------ DATA RECORDS ------

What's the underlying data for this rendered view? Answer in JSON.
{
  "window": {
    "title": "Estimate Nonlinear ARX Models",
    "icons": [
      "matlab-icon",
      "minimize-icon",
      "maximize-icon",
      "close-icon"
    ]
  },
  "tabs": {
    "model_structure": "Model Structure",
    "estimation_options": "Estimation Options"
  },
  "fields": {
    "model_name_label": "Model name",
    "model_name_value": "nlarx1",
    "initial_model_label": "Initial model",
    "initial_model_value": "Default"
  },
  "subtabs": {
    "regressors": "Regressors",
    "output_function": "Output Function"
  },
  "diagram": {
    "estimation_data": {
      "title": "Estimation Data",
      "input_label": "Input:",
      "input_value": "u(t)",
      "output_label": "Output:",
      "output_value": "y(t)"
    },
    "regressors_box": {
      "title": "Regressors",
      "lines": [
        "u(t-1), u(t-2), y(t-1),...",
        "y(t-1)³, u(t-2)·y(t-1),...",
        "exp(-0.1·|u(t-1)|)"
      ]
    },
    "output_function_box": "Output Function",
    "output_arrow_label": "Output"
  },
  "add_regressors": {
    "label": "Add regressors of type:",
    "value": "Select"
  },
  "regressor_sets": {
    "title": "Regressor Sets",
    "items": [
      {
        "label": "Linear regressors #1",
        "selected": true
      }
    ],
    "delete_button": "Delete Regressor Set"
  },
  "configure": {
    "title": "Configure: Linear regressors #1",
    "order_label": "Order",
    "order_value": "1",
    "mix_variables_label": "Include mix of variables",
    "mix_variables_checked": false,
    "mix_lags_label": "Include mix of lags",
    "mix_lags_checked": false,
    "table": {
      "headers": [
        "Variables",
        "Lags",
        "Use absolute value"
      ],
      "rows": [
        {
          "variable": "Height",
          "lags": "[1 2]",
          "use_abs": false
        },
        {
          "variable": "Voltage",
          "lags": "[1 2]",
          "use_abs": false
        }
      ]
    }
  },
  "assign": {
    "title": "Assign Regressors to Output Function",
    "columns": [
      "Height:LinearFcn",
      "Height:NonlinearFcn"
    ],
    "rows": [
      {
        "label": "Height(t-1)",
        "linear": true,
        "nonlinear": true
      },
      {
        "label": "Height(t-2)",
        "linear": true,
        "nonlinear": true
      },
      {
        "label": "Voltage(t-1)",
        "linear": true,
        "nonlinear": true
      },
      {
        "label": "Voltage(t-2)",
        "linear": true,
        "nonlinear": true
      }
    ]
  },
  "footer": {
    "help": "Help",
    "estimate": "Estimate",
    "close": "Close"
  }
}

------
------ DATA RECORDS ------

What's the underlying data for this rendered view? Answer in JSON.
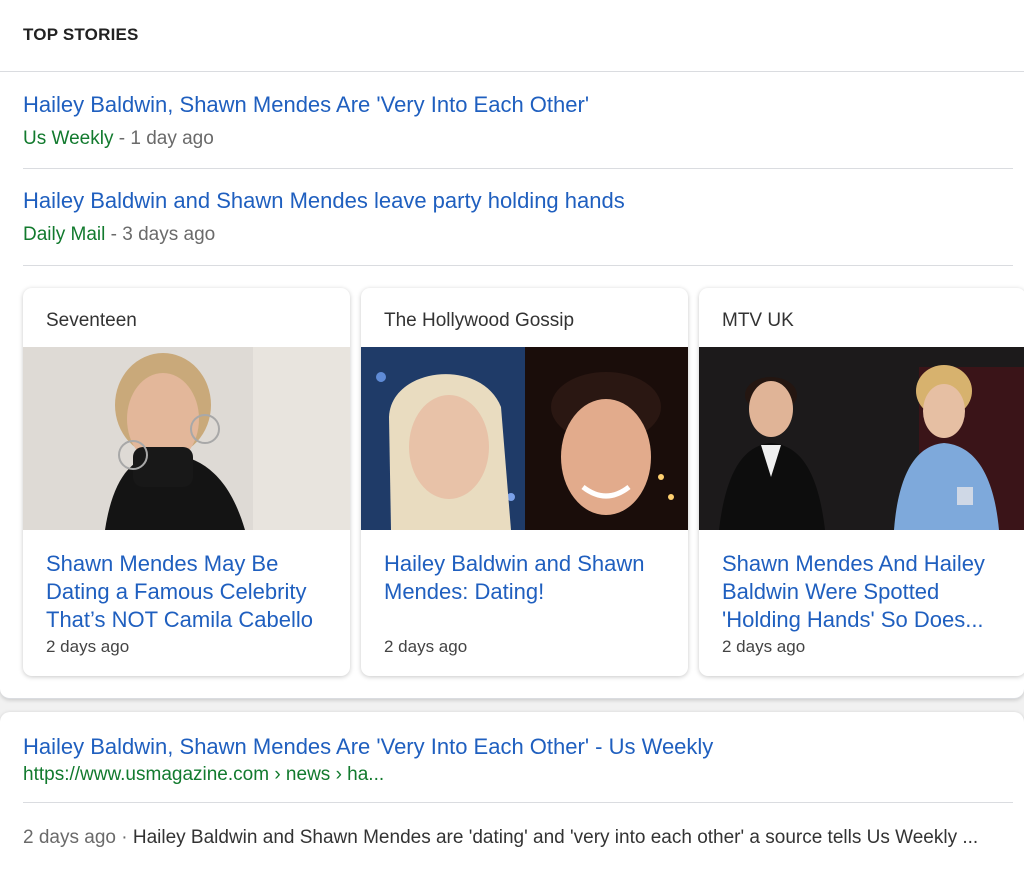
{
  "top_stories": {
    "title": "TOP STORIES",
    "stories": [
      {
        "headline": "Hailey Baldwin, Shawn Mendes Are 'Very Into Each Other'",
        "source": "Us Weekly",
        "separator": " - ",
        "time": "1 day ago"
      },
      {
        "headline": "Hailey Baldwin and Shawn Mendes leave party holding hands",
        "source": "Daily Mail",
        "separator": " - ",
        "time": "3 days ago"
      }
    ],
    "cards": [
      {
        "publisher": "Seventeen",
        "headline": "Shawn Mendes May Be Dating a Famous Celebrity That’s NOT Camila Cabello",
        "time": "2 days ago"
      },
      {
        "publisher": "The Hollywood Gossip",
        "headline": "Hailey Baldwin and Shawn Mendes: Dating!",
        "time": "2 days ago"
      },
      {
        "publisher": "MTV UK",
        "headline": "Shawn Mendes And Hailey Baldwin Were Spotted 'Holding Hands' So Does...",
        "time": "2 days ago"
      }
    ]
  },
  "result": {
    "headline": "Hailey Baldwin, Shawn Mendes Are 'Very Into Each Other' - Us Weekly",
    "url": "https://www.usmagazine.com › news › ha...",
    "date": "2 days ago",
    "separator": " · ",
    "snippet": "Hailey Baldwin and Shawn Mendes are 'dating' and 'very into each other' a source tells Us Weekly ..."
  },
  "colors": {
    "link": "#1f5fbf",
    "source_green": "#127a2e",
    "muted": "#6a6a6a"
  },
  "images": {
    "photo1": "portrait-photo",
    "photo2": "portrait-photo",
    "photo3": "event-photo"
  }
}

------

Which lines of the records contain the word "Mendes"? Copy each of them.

        "headline": "Hailey Baldwin, Shawn Mendes Are 'Very Into Each Other'",
        "headline": "Hailey Baldwin and Shawn Mendes leave party holding hands",
        "headline": "Shawn Mendes May Be Dating a Famous Celebrity That’s NOT Camila Cabello",
        "headline": "Hailey Baldwin and Shawn Mendes: Dating!",
        "headline": "Shawn Mendes And Hailey Baldwin Were Spotted 'Holding Hands' So Does...",
    "headline": "Hailey Baldwin, Shawn Mendes Are 'Very Into Each Other' - Us Weekly",
    "snippet": "Hailey Baldwin and Shawn Mendes are 'dating' and 'very into each other' a source tells Us Weekly ..."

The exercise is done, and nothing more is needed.